Please copy each line below that contains the word "Zabytki".

Data provided: Begin

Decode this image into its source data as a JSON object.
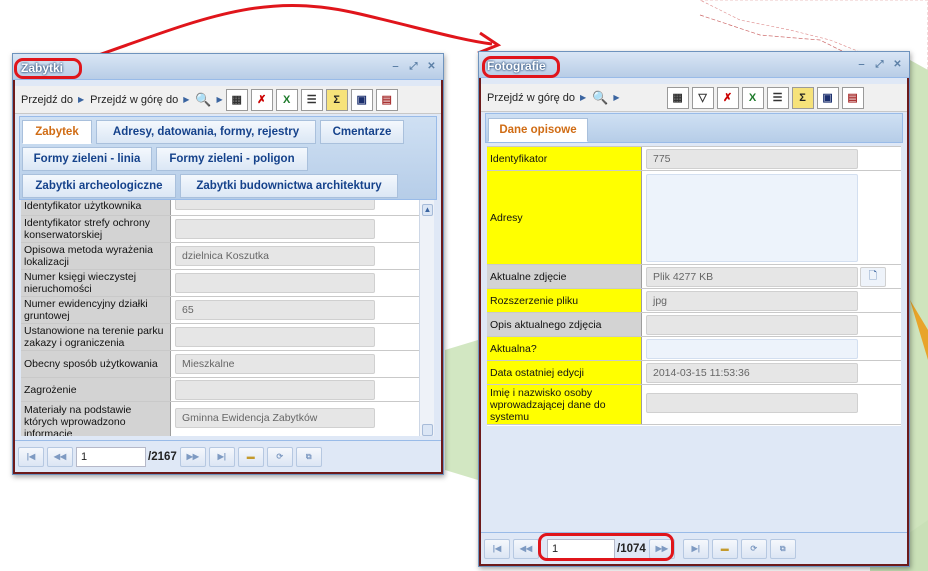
{
  "colors": {
    "highlight": "#e0151b",
    "window_border": "#6d1a1a",
    "required_label": "#ffff00",
    "tab_active_text": "#d06c14"
  },
  "window1": {
    "title": "Zabytki",
    "toolbar": {
      "goto": "Przejdź do",
      "goto_up": "Przejdź w górę do"
    },
    "tabs": [
      "Zabytek",
      "Adresy, datowania, formy, rejestry",
      "Cmentarze",
      "Formy zieleni - linia",
      "Formy zieleni - poligon",
      "Zabytki archeologiczne",
      "Zabytki budownictwa architektury"
    ],
    "rows": [
      {
        "label": "Identyfikator użytkownika",
        "value": ""
      },
      {
        "label": "Identyfikator strefy ochrony konserwatorskiej",
        "value": ""
      },
      {
        "label": "Opisowa metoda wyrażenia lokalizacji",
        "value": "dzielnica Koszutka"
      },
      {
        "label": "Numer księgi wieczystej nieruchomości",
        "value": ""
      },
      {
        "label": "Numer ewidencyjny działki gruntowej",
        "value": "65"
      },
      {
        "label": "Ustanowione na terenie parku zakazy i ograniczenia",
        "value": ""
      },
      {
        "label": "Obecny sposób użytkowania",
        "value": "Mieszkalne"
      },
      {
        "label": "Zagrożenie",
        "value": ""
      },
      {
        "label": "Materiały na podstawie których wprowadzono informacje",
        "value": "Gminna Ewidencja Zabytków"
      }
    ],
    "pager": {
      "page": "1",
      "total": "/2167"
    }
  },
  "window2": {
    "title": "Fotografie",
    "toolbar": {
      "goto_up": "Przejdź w górę do"
    },
    "tabs": [
      "Dane opisowe"
    ],
    "rows": [
      {
        "label": "Identyfikator",
        "value": "775"
      },
      {
        "label": "Adresy",
        "value": ""
      },
      {
        "label": "Aktualne zdjęcie",
        "value": "Plik 4277 KB"
      },
      {
        "label": "Rozszerzenie pliku",
        "value": "jpg"
      },
      {
        "label": "Opis aktualnego zdjęcia",
        "value": ""
      },
      {
        "label": "Aktualna?",
        "value": ""
      },
      {
        "label": "Data ostatniej edycji",
        "value": "2014-03-15 11:53:36"
      },
      {
        "label": "Imię i nazwisko osoby wprowadzającej dane do systemu",
        "value": ""
      }
    ],
    "pager": {
      "page": "1",
      "total": "/1074"
    }
  },
  "icons": [
    "first-page-icon",
    "prev-page-icon",
    "next-page-icon",
    "last-page-icon",
    "open-folder-icon",
    "refresh-icon",
    "copy-icon",
    "search-icon",
    "print-icon",
    "excel-icon",
    "table-icon",
    "sum-icon",
    "save-icon",
    "filter-icon",
    "minimize-icon",
    "maximize-icon",
    "close-icon",
    "file-icon"
  ]
}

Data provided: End

▶ Exercise result
    "title": "Zabytki",
      "Zabytki archeologiczne",
      "Zabytki budownictwa architektury"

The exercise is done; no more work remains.